Recent Reads for August/September

I know it’s been awhile since I’ve posted anything. But my offline life has been busier than ever. That doesn’t mean I haven’t been reading.

My Horizontal Life: A Collection of One-Night Stands by Chelsea Handler. The stand-up comic and TV show host relates her one-night stands and attempts at one-night stands. Since not every night ended in a successful bout of sex, and the circumstances surrounding the one-night stands are often outrageous, this is a light funny read. Phrases I learned: “vagina elbow” and “vagina face.” Recommended for people with a Bawdy Boozy Sense of Humor.

Saint Monica by Mary Biddinger. There has been a glaring omission in these erratic reading roundups of mine: a lack of poetry. I do love poetry but do not read it as often as I would like to. Saint Monica is a collection of poems taking Saint Monica as their inspiration. They are funny, tender, fearful, jealous, sneaky, angry, and vulnerable. Some of my favorite poems include, “Saint Monica and the Babe,” “Saint Monica’s Sweet Sixteen,” and “Saint Monica and the Hate.”

“Saint Monica Stays the Course” starts off as laugh-out-loud funny but ends in a violent chill. Sister Cathleen is giving the girls whose names begin with the letter M their orders for how they’re to proceed in the May Crowning procession: “If Maeve erupts in her first period like a water balloon tossed on a bed of thumbtacks, keep marching….Magdelena may vomit up her cornflakes once she is seated in the pews. She has done this before. Keep your eyes to yourself.” It gets uncomfortable when this staying the course veers toward the absurd: “If your fiance slams you against a wall and you suffer a concussion upon impact, breaking your glasses, keep marching to the bathroom with a bottle of Windex and a roll of paper towels and make that crooked mirror shine…”

One thing I did not know that I probably should have known as both Catholic-raised and an alcoholic: Saint Monica is the Patron Saint of alcoholics.

Recommended for Catholics, Drunks, Women Who Survive, or a Combination of All Three.

Full disclosure: I had the distinct pleasure of meeting the smart, self-described “starry-eyed poet” Mary Biddinger at the Wayne College Writer’s Workshop last year.
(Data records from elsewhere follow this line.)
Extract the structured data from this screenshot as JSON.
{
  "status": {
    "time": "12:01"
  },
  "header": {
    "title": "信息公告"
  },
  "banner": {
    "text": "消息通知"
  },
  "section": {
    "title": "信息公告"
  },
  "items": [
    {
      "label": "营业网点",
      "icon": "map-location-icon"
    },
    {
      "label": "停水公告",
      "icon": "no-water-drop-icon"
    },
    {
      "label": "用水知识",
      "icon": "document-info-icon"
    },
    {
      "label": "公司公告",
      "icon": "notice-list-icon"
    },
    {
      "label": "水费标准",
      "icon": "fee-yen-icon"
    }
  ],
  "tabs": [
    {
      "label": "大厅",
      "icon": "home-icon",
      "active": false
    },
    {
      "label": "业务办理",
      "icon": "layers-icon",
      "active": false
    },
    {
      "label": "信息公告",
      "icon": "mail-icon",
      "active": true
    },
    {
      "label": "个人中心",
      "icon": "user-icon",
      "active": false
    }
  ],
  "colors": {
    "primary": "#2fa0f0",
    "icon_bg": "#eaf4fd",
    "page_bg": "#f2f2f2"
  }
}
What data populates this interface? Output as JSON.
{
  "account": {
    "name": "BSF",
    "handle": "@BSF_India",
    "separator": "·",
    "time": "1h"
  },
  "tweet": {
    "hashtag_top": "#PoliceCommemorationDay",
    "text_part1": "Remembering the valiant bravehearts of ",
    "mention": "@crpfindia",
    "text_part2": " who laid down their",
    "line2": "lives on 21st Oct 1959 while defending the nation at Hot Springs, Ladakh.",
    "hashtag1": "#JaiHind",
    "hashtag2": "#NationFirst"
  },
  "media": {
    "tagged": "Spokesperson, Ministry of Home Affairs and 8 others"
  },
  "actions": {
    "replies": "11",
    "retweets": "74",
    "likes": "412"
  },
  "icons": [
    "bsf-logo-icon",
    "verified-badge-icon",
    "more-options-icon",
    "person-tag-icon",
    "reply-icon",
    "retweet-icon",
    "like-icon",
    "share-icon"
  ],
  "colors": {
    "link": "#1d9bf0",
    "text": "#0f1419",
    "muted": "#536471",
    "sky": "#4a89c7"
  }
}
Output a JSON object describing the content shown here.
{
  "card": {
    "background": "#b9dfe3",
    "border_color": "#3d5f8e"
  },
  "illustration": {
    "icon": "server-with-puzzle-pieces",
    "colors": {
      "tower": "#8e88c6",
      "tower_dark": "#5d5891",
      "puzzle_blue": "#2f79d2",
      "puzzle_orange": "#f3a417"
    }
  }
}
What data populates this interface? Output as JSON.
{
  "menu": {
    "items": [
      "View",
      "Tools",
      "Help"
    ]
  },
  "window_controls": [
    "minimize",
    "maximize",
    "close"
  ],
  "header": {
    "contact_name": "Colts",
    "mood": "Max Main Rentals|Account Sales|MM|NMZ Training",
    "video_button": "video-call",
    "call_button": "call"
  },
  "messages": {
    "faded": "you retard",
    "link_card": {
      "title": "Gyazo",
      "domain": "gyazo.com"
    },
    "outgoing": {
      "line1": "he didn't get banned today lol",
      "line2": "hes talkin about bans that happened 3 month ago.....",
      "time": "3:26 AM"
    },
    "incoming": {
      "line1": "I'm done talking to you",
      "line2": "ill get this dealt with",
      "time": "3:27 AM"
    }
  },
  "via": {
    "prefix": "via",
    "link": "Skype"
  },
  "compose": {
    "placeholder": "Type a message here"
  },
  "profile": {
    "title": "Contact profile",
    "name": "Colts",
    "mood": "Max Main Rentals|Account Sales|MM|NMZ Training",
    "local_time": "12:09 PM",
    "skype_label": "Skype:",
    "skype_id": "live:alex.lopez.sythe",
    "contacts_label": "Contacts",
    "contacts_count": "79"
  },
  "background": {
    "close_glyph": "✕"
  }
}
You should buy a copy of her book and also pay her a visit over at her blog The Word Cage.

Born to Run: A Hidden Tribe, Superathletes, and the Greatest Race the World Has Never Seen by Christopher Mcdougall. My sister-in-law (who by the way takes phenomenal photos at Suna Photography), recommended this book to me awhile back and I only just recently checked a copy out of my local library. I read it to take a break from Proust’s Swan’s Way.

“Shoes are evil” is McDougall’s conclusion after taking a long roundabout journey to answer the question, “Why do my feet hurt?” McDougall is an avid runner who suffered pain in his feet from running. Then he found out about the Tarahumara, a tribe of Indians in Copper Canyon Mexico who are able to run in sandals for tens of miles at a time with seemingly little effort. Years ago, they were even brought over to compete in the Leadville 100 where they won against the U.S.A.’s best ultramarathoners. The “Greatest Race” in the title refers to a race in which McDougall himself participated in Copper Canyon against some of the Tarahumara, ultramarathoners Scott Jurek, Jenn Shelton, and Billy Bonehead, and the mysterious Caballo Blanco who organized the race.
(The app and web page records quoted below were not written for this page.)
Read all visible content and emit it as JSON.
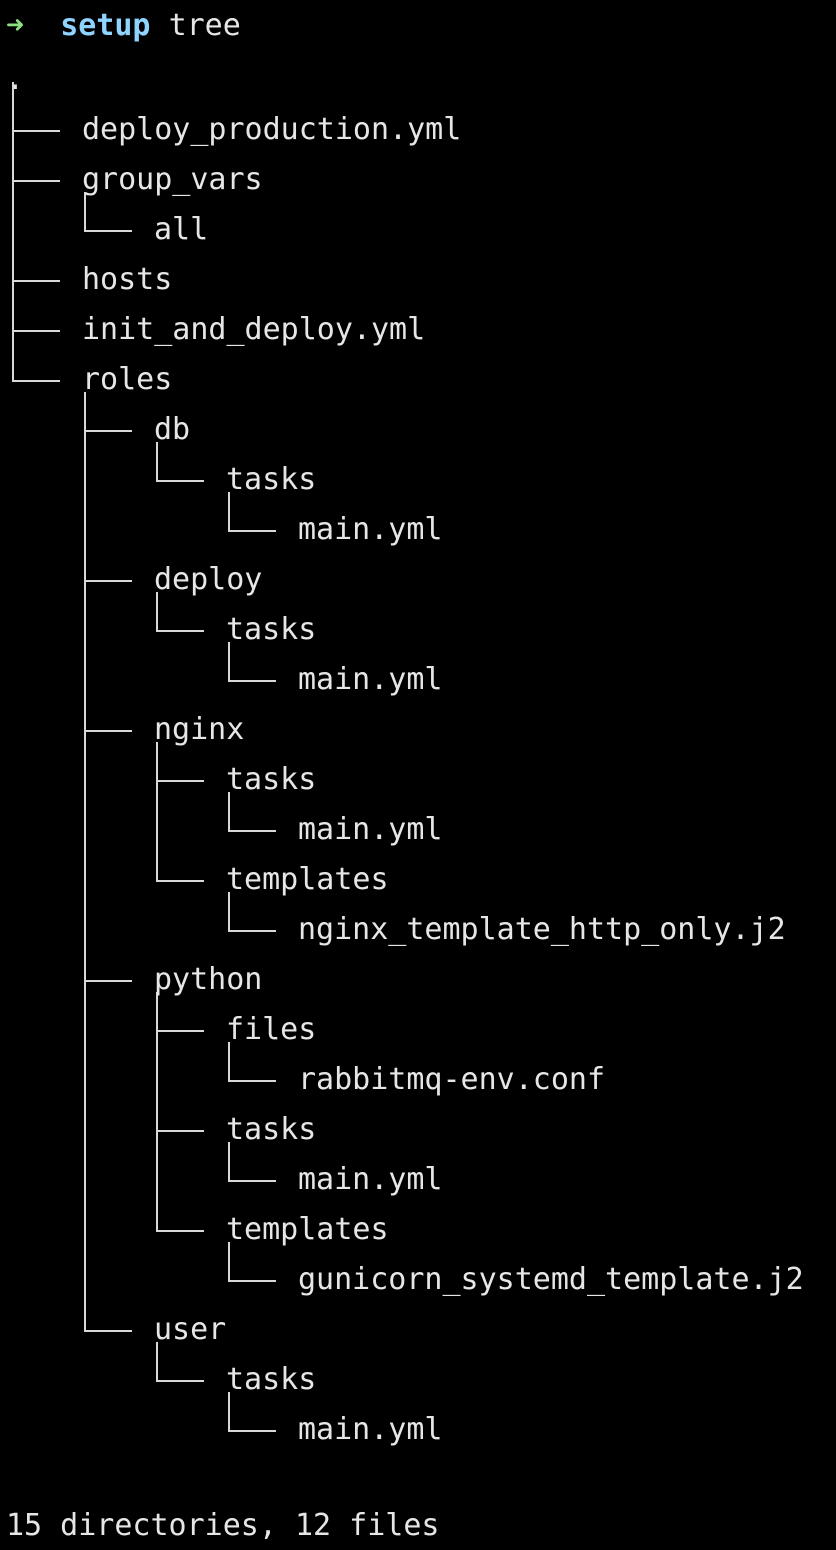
{
  "prompt": {
    "arrow": "➜",
    "directory": "setup",
    "command": "tree"
  },
  "tree": {
    "root": ".",
    "entries": [
      {
        "name": "deploy_production.yml",
        "depth": 1
      },
      {
        "name": "group_vars",
        "depth": 1
      },
      {
        "name": "all",
        "depth": 2
      },
      {
        "name": "hosts",
        "depth": 1
      },
      {
        "name": "init_and_deploy.yml",
        "depth": 1
      },
      {
        "name": "roles",
        "depth": 1
      },
      {
        "name": "db",
        "depth": 2
      },
      {
        "name": "tasks",
        "depth": 3
      },
      {
        "name": "main.yml",
        "depth": 4
      },
      {
        "name": "deploy",
        "depth": 2
      },
      {
        "name": "tasks",
        "depth": 3
      },
      {
        "name": "main.yml",
        "depth": 4
      },
      {
        "name": "nginx",
        "depth": 2
      },
      {
        "name": "tasks",
        "depth": 3
      },
      {
        "name": "main.yml",
        "depth": 4
      },
      {
        "name": "templates",
        "depth": 3
      },
      {
        "name": "nginx_template_http_only.j2",
        "depth": 4
      },
      {
        "name": "python",
        "depth": 2
      },
      {
        "name": "files",
        "depth": 3
      },
      {
        "name": "rabbitmq-env.conf",
        "depth": 4
      },
      {
        "name": "tasks",
        "depth": 3
      },
      {
        "name": "main.yml",
        "depth": 4
      },
      {
        "name": "templates",
        "depth": 3
      },
      {
        "name": "gunicorn_systemd_template.j2",
        "depth": 4
      },
      {
        "name": "user",
        "depth": 2
      },
      {
        "name": "tasks",
        "depth": 3
      },
      {
        "name": "main.yml",
        "depth": 4
      }
    ]
  },
  "summary": "15 directories, 12 files",
  "colors": {
    "background": "#000000",
    "text": "#e6e6e6",
    "prompt_arrow": "#8ee07e",
    "prompt_directory": "#8fd3ff",
    "tree_lines": "#d8d8d8"
  }
}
It’s clear from a lot of the evidence McDougall presents that running barefoot is great for your feet and body. With all the cushioning that’s in most running shoes, you can easily develop bad running form which leads to injuries. So McDougall concludes with the convert’s zeal that running barefoot is the ONLY way to go. Which is weird considering that in the penultimate race, Scott Jurek, Jenn Shelton, and Billy Bonehead race in…shoes.
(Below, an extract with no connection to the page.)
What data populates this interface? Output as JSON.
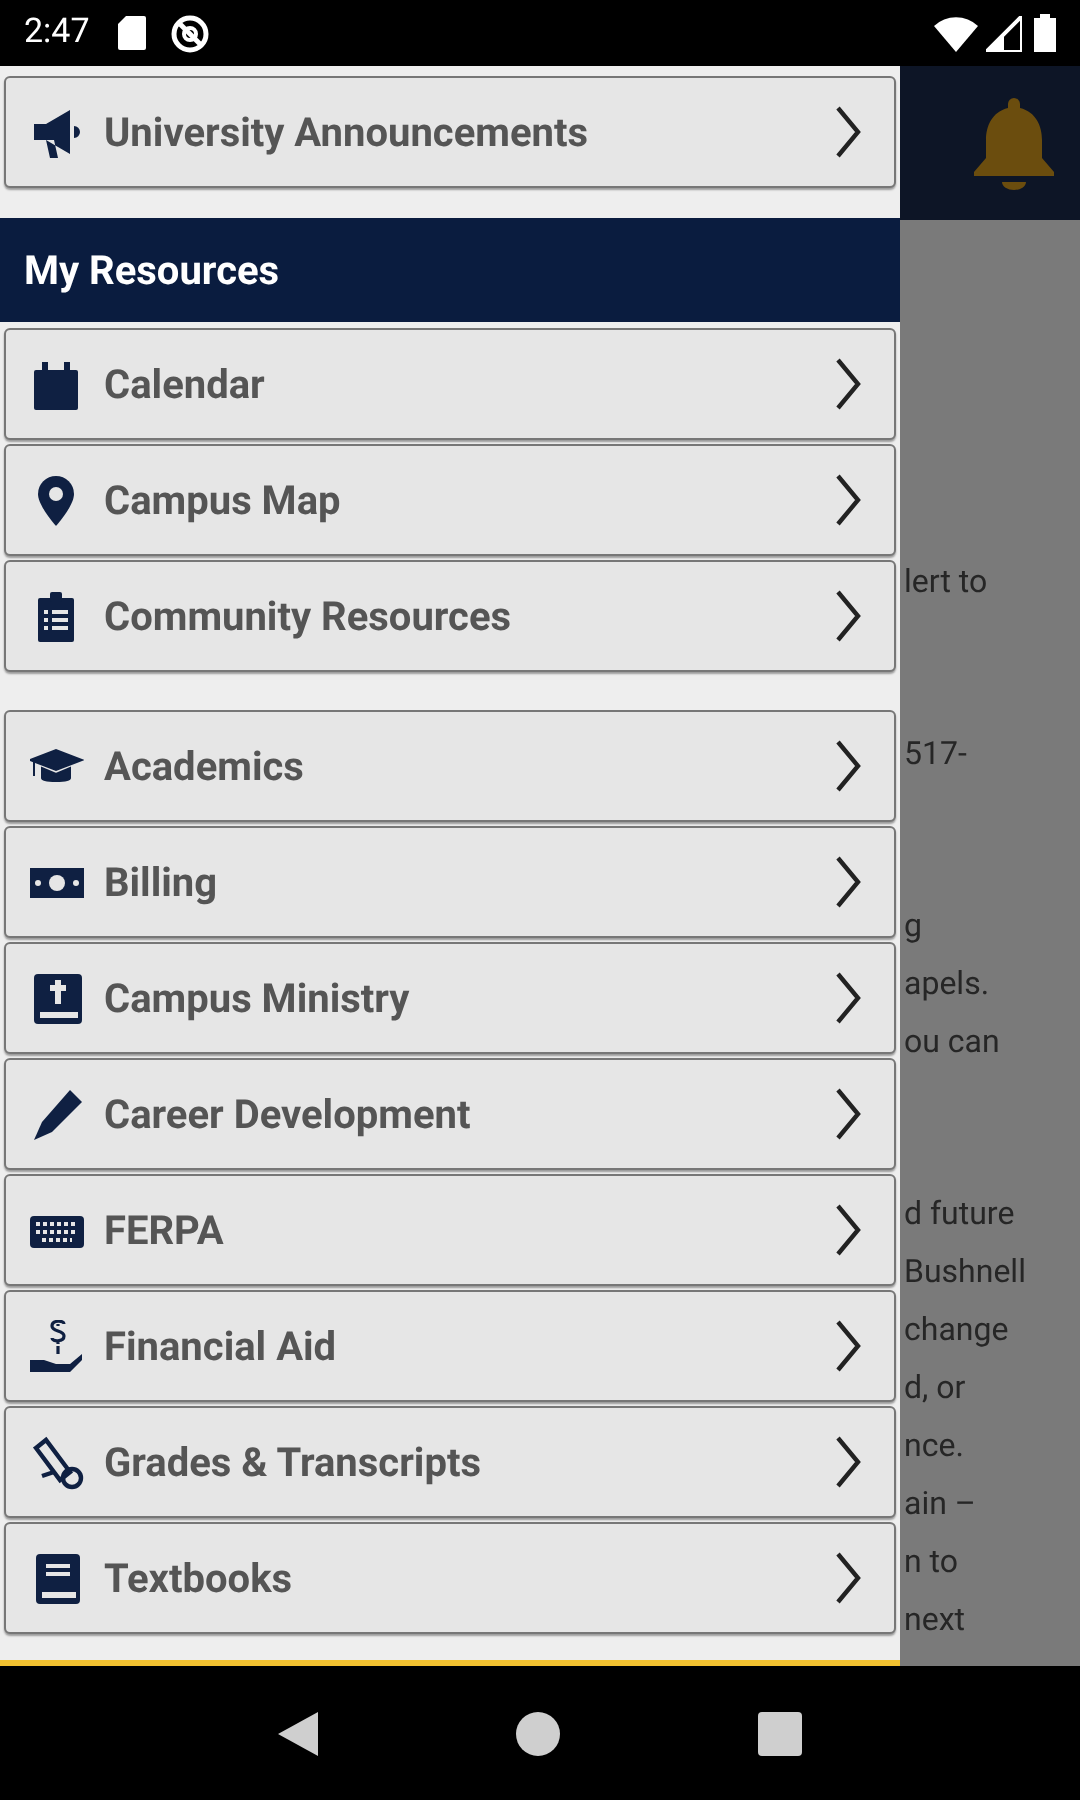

What I took from this book: 1) human beings are capable of running distances far longer than marathons, 2) running barefoot is a great way to strengthen the muscles in your feet, 3) running barefoot is an excellent way to ensure good running form. Recommended for Runners and All Other Athletes.